Start of Supplied records

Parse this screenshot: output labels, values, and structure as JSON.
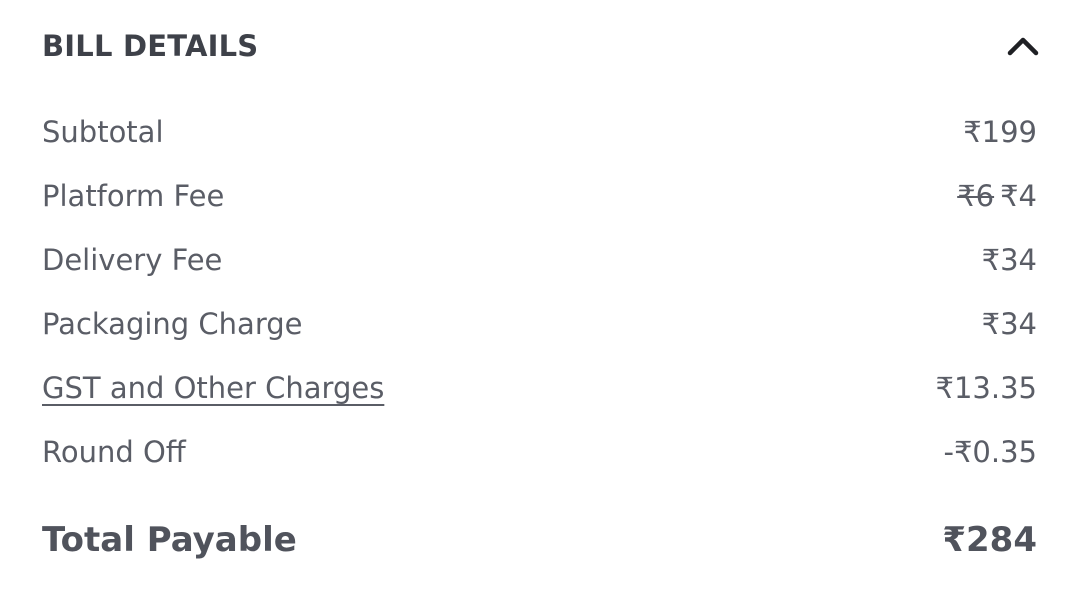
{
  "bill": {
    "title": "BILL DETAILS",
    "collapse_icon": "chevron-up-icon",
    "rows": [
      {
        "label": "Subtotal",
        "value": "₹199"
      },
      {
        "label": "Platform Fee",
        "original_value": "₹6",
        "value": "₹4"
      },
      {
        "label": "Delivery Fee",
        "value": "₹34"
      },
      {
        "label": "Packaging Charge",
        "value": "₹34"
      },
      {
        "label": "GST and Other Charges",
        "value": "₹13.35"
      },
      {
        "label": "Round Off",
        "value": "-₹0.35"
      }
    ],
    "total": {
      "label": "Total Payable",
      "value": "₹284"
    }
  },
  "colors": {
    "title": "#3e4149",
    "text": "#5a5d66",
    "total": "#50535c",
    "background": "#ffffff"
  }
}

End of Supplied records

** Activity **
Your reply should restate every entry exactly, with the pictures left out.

** Response for this exercise **
Parse this screenshot: output labels, values, and structure as JSON.
{
  "bill": {
    "title": "BILL DETAILS",
    "collapse_icon": "chevron-up-icon",
    "rows": [
      {
        "label": "Subtotal",
        "value": "₹199"
      },
      {
        "label": "Platform Fee",
        "original_value": "₹6",
        "value": "₹4"
      },
      {
        "label": "Delivery Fee",
        "value": "₹34"
      },
      {
        "label": "Packaging Charge",
        "value": "₹34"
      },
      {
        "label": "GST and Other Charges",
        "value": "₹13.35"
      },
      {
        "label": "Round Off",
        "value": "-₹0.35"
      }
    ],
    "total": {
      "label": "Total Payable",
      "value": "₹284"
    }
  },
  "colors": {
    "title": "#3e4149",
    "text": "#5a5d66",
    "total": "#50535c",
    "background": "#ffffff"
  }
}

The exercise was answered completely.